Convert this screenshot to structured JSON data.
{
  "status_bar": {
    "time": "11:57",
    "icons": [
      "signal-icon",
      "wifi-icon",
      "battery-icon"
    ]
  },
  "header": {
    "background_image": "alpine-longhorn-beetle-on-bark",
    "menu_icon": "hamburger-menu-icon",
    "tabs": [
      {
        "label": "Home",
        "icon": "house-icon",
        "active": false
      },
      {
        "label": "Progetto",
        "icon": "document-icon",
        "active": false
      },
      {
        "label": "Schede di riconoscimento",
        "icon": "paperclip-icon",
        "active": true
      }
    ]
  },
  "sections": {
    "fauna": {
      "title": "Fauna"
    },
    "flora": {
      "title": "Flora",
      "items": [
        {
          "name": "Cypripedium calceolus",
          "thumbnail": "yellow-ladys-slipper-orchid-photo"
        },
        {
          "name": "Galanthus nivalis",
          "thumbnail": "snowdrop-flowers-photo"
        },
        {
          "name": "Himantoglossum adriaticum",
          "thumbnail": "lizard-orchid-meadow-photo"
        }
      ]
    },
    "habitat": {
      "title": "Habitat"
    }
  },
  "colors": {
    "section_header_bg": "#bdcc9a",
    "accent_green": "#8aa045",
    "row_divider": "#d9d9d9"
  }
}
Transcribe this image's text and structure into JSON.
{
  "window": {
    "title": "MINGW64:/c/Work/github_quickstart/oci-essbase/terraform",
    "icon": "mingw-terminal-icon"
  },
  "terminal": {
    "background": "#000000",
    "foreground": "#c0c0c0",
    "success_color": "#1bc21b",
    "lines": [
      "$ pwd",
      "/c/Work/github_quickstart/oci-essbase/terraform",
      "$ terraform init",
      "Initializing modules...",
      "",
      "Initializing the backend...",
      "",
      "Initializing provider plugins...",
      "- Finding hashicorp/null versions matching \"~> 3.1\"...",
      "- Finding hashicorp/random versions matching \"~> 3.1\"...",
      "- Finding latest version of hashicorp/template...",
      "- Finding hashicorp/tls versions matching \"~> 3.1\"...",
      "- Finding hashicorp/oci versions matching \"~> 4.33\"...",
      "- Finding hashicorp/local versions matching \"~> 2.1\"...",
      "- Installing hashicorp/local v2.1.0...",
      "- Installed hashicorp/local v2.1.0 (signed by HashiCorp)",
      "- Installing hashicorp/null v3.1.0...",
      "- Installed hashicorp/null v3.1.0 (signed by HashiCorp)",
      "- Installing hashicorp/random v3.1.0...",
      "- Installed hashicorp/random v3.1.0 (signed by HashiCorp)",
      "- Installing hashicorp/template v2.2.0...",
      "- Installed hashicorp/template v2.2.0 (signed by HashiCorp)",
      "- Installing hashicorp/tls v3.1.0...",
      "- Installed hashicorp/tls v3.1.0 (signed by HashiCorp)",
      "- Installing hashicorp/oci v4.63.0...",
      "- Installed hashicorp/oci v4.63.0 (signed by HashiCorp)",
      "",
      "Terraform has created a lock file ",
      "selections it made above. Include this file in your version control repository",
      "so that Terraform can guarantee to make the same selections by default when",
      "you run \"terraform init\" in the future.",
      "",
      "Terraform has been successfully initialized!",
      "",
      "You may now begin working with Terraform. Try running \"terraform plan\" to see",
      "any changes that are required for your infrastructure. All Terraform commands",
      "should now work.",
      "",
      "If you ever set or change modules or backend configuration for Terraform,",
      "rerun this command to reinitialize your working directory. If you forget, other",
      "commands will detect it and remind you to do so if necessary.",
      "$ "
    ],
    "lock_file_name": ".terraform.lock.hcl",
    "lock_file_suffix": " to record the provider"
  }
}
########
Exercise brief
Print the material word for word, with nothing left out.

Expected answer
Convert this screenshot to structured JSON data.
{
  "status_bar": {
    "time": "11:57",
    "icons": [
      "signal-icon",
      "wifi-icon",
      "battery-icon"
    ]
  },
  "header": {
    "background_image": "alpine-longhorn-beetle-on-bark",
    "menu_icon": "hamburger-menu-icon",
    "tabs": [
      {
        "label": "Home",
        "icon": "house-icon",
        "active": false
      },
      {
        "label": "Progetto",
        "icon": "document-icon",
        "active": false
      },
      {
        "label": "Schede di riconoscimento",
        "icon": "paperclip-icon",
        "active": true
      }
    ]
  },
  "sections": {
    "fauna": {
      "title": "Fauna"
    },
    "flora": {
      "title": "Flora",
      "items": [
        {
          "name": "Cypripedium calceolus",
          "thumbnail": "yellow-ladys-slipper-orchid-photo"
        },
        {
          "name": "Galanthus nivalis",
          "thumbnail": "snowdrop-flowers-photo"
        },
        {
          "name": "Himantoglossum adriaticum",
          "thumbnail": "lizard-orchid-meadow-photo"
        }
      ]
    },
    "habitat": {
      "title": "Habitat"
    }
  },
  "colors": {
    "section_header_bg": "#bdcc9a",
    "accent_green": "#8aa045",
    "row_divider": "#d9d9d9"
  }
}
Transcribe this image's text and structure into JSON.
{
  "window": {
    "title": "MINGW64:/c/Work/github_quickstart/oci-essbase/terraform",
    "icon": "mingw-terminal-icon"
  },
  "terminal": {
    "background": "#000000",
    "foreground": "#c0c0c0",
    "success_color": "#1bc21b",
    "lines": [
      "$ pwd",
      "/c/Work/github_quickstart/oci-essbase/terraform",
      "$ terraform init",
      "Initializing modules...",
      "",
      "Initializing the backend...",
      "",
      "Initializing provider plugins...",
      "- Finding hashicorp/null versions matching \"~> 3.1\"...",
      "- Finding hashicorp/random versions matching \"~> 3.1\"...",
      "- Finding latest version of hashicorp/template...",
      "- Finding hashicorp/tls versions matching \"~> 3.1\"...",
      "- Finding hashicorp/oci versions matching \"~> 4.33\"...",
      "- Finding hashicorp/local versions matching \"~> 2.1\"...",
      "- Installing hashicorp/local v2.1.0...",
      "- Installed hashicorp/local v2.1.0 (signed by HashiCorp)",
      "- Installing hashicorp/null v3.1.0...",
      "- Installed hashicorp/null v3.1.0 (signed by HashiCorp)",
      "- Installing hashicorp/random v3.1.0...",
      "- Installed hashicorp/random v3.1.0 (signed by HashiCorp)",
      "- Installing hashicorp/template v2.2.0...",
      "- Installed hashicorp/template v2.2.0 (signed by HashiCorp)",
      "- Installing hashicorp/tls v3.1.0...",
      "- Installed hashicorp/tls v3.1.0 (signed by HashiCorp)",
      "- Installing hashicorp/oci v4.63.0...",
      "- Installed hashicorp/oci v4.63.0 (signed by HashiCorp)",
      "",
      "Terraform has created a lock file ",
      "selections it made above. Include this file in your version control repository",
      "so that Terraform can guarantee to make the same selections by default when",
      "you run \"terraform init\" in the future.",
      "",
      "Terraform has been successfully initialized!",
      "",
      "You may now begin working with Terraform. Try running \"terraform plan\" to see",
      "any changes that are required for your infrastructure. All Terraform commands",
      "should now work.",
      "",
      "If you ever set or change modules or backend configuration for Terraform,",
      "rerun this command to reinitialize your working directory. If you forget, other",
      "commands will detect it and remind you to do so if necessary.",
      "$ "
    ],
    "lock_file_name": ".terraform.lock.hcl",
    "lock_file_suffix": " to record the provider"
  }
}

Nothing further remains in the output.